Connectivity isn't the VPC100's strong suite. Two USB ports on the side and two around the back is quite poor, especially when compared to the smaller Eee Top which offered six - though of course you do get two PS2 ports here. There's also a memory-card reader supporting xD, SD/SDHC, MMC and Memory Stick along the side, microphone and headphone jacks on the back together with a Gigabit Ethernet port. While this is a failing with most affordable AIO-PCs, we would also really like to see some kind of video input, especially since at 18.5in the ViewSonic would have been quite usable as a small TV.
The optical drive is a tray-loading eight-speed DVD-Rewriter as opposed to the slot-loading models more frequently used on AIOs. This in itself is no bad thing, as it not only helps keep costs down but can read mini CDs and the rectangular ones which some people use as business cards. However, it's difficult to open, and quite a bit of pressure is required on the small and shallow eject button. This in turn leads to the whole PC shaking on its stand after you try to open the drive, which is annoying and not exactly characteristic of a high-quality product.
As already mentioned, the slim chassis (3.5cm at its thickest) houses a single-core Atom N270 processor running at 1.6GHz. Backed up by only 1GB of RAM and Intel's GMA 950 integrated graphics, this provides enough power for the everyday tasks, simple games and SD video that most people will require from a PC such as this (and will even manage 720p video if using an efficient codec), but keep in mind that high-quality HD video and intensive multitasking are a no-go.
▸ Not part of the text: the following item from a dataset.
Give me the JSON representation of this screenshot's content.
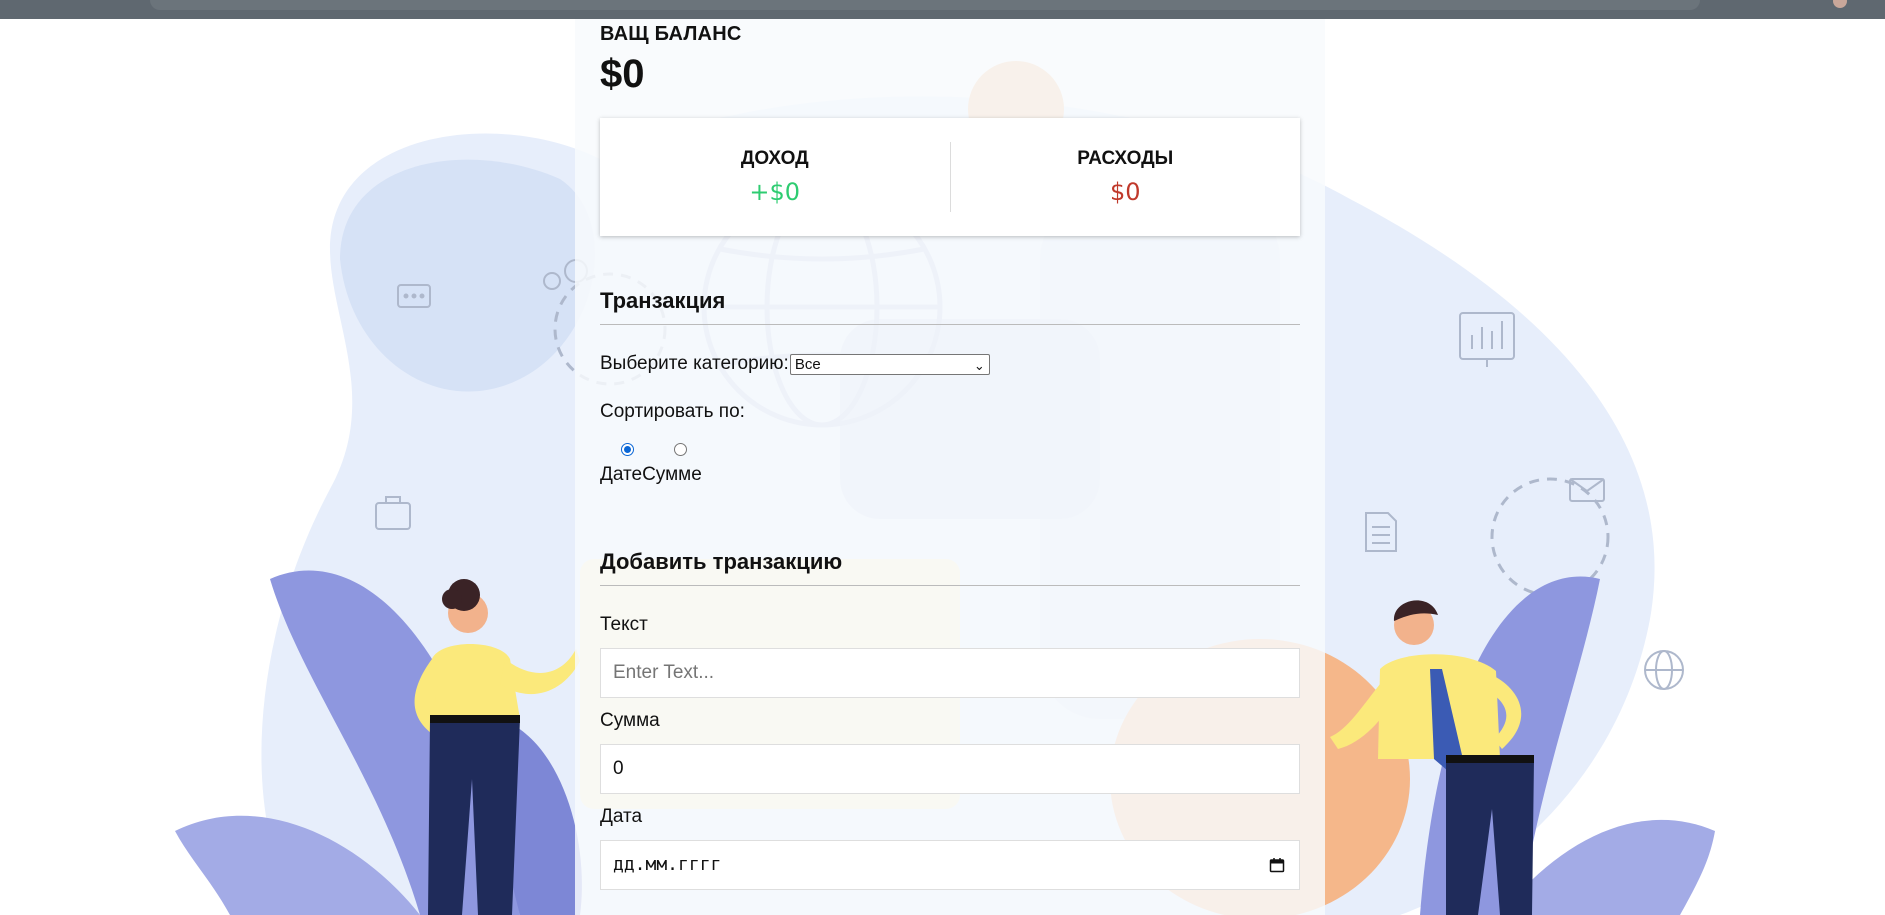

Remember that in terms of internal components you're basically looking at a netbook here. In line with this, the 160GB hard drive is no surprise. You might expect more on a desktop machine, but to keep the chassis slim ViewSonic has stuck with a 2.5in drive, and to be honest anyone who is satisfied with the general performance of an Atom probably won't need more storage than this.
Integrated Wi-Fi is another nice touch even if it is only up to 802.11g. However, the main advantage of the underpowered components is that they should not only help with your electricity bill but also allow the VPC100 to remain remarkably quiet when it's turned on. In fact it's one of a very few PCs that can be classified as near-silent.
Since this isn't a touch-screen machine, you essentially get the same Windows XP experience as you would on a netbook. There's a minimum of software installed, with NTI Media Maker for burning discs and Trend Micro Internet Security on hand to hopefully prevent virus infections. Webcam AP also lets you have some fun with the 1.3 megapixel webcam and microphone integrated in the top of the screen's bezel.